11 January 2024- Attorney General Michelle Henry announced today the launch of the office’s first-ever Human Trafficking Section, to address and bolster statewide efforts to effectively investigate and prosecute human trafficking cases and facilitate assistance for victims.
The announcement comes during Human Trafficking Prevention Month, a time designated to educate the public about human trafficking and the role they can play in preventing and responding to human trafficking. As part of the effort to raise awareness on the topic, Executive Deputy Attorney General Michele Kelly Walsh and Chief Deputy Attorney General Heather Castellino will testify on January 11 at a Senate Policy Committee Hearing about prevention and enforcement efforts happening statewide.
“Human trafficking takes many forms, often exploiting the vulnerabilities of people in need, leaving them with lasting devastation and trauma,” said Attorney General Henry. “I am proud to announce our office’s new section dedicated solely to human trafficking, and look forward to continuing our work with local, state, and federal partners who are making monumental strides to bring these heinous crimes out of the shadows.”
The Human Trafficking Section will be led by Chief Deputy Attorney General Heather Castellino. The section will take a multidisciplinary approach to tackle human trafficking, which impacts nearly every community in the Commonwealth.
The section will continue to work closely with local, state, and federal agencies to investigate and prosecute human trafficking crimes. Victims are often moved across jurisdictional lines, making collaboration among agencies critical in investigating and holding offenders accountable.
Additionally, the section will continue education and outreach efforts on the topic, and participate in conferences, symposiums, and presentations of case studies. The section will work internally and externally to train individuals to recognize signs of sex trafficking as they occur, and implement the best practices to address a trafficking situation once it has been identified. As part of that effort, the Office of Attorney General participated in producing an educational podcast for Uber drivers, focused on identifying a potential victim of human trafficking and what actions to take when they suspect someone is in a potentially dangerous situation.
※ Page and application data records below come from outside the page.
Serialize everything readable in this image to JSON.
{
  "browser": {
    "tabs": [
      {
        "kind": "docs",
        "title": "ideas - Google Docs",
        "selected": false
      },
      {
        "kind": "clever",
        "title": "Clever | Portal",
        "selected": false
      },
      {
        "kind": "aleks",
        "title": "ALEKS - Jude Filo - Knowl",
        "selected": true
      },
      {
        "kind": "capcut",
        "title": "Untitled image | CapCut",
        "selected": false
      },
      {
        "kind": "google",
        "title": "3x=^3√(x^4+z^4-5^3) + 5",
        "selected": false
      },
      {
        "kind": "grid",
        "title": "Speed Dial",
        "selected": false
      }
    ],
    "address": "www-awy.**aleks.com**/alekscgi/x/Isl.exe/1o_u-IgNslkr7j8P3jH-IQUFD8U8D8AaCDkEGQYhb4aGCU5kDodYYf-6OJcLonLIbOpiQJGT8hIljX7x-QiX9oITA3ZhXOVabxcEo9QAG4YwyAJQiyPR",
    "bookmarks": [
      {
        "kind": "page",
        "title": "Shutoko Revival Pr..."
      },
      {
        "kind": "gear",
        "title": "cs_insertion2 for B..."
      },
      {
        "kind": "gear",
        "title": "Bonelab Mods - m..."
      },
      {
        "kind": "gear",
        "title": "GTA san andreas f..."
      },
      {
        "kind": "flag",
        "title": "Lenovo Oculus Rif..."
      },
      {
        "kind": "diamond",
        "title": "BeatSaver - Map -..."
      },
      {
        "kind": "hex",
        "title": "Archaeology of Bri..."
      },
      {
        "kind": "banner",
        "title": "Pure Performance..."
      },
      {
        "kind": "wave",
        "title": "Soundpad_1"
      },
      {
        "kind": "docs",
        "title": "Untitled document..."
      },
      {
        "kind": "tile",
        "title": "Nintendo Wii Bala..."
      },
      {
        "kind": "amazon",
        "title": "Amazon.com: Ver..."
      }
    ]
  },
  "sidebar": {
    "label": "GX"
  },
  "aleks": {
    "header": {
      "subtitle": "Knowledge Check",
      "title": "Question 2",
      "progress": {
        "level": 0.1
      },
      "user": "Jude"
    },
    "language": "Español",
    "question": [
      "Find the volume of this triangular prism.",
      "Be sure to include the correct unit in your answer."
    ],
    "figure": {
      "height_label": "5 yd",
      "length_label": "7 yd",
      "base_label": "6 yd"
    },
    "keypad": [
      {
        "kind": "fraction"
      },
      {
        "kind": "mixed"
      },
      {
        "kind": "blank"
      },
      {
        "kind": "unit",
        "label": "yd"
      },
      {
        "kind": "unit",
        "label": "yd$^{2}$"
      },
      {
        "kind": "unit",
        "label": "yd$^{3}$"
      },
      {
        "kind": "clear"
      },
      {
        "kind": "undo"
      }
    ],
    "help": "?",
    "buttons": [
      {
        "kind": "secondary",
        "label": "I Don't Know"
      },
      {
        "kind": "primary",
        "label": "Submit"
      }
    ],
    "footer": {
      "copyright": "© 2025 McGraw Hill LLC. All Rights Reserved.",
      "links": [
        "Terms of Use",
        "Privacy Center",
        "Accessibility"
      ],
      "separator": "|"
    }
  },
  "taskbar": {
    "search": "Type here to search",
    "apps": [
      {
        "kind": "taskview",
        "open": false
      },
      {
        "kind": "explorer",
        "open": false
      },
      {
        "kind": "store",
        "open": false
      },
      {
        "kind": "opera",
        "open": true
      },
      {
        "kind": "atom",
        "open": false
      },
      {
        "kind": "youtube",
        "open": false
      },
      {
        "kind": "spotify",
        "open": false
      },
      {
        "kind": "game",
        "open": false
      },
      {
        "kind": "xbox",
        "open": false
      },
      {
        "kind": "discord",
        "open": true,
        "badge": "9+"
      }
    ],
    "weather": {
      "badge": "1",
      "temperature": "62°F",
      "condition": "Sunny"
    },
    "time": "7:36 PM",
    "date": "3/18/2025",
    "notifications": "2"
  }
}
The podcast was moderated by Attorney General Henry and will be released by Uber later this month.
In the past year, the Office of Attorney General prosecuted multiple serious cases related to human trafficking, including the examples below:
In April, the office, along with the Pennsylvania State Police, arrested Joseph “Jay” Pulizzi for operating a human trafficking ring across multiple Pennsylvania counties. Pulizzi used promises of money, housing, and security to exploit at least seven victims, many of whom suffered from substance use disorders, homelessness, and other hardships. This case is a textbook example of the tactics often used by human traffickers to deceive vulnerable women into exploitative sex “work” and control them with threats and violence.
In February of last year, a Berks County man, Hector Rivera, was convicted of 15 charges related to trafficking a young woman in his community. Rivera exploited the woman’s battle with addiction and then coerced her to have sex with men in exchange for money. Rivera kept all of the money from these transactions for himself. In May, he was sentenced to 33 ½ to 69 years in prison, ensuring that he can no longer take advantage of vulnerable individuals.
If you are a victim of human trafficking and need help or suspect that someone else is a victim, please contact the Pennsylvania State Police Human Trafficking Hotline at 1-888-292-1919; email email@example.com; or contact the National Human Trafficking Resource Center Hotline by calling or texting 233733 (befree) to 1-888-373-7888.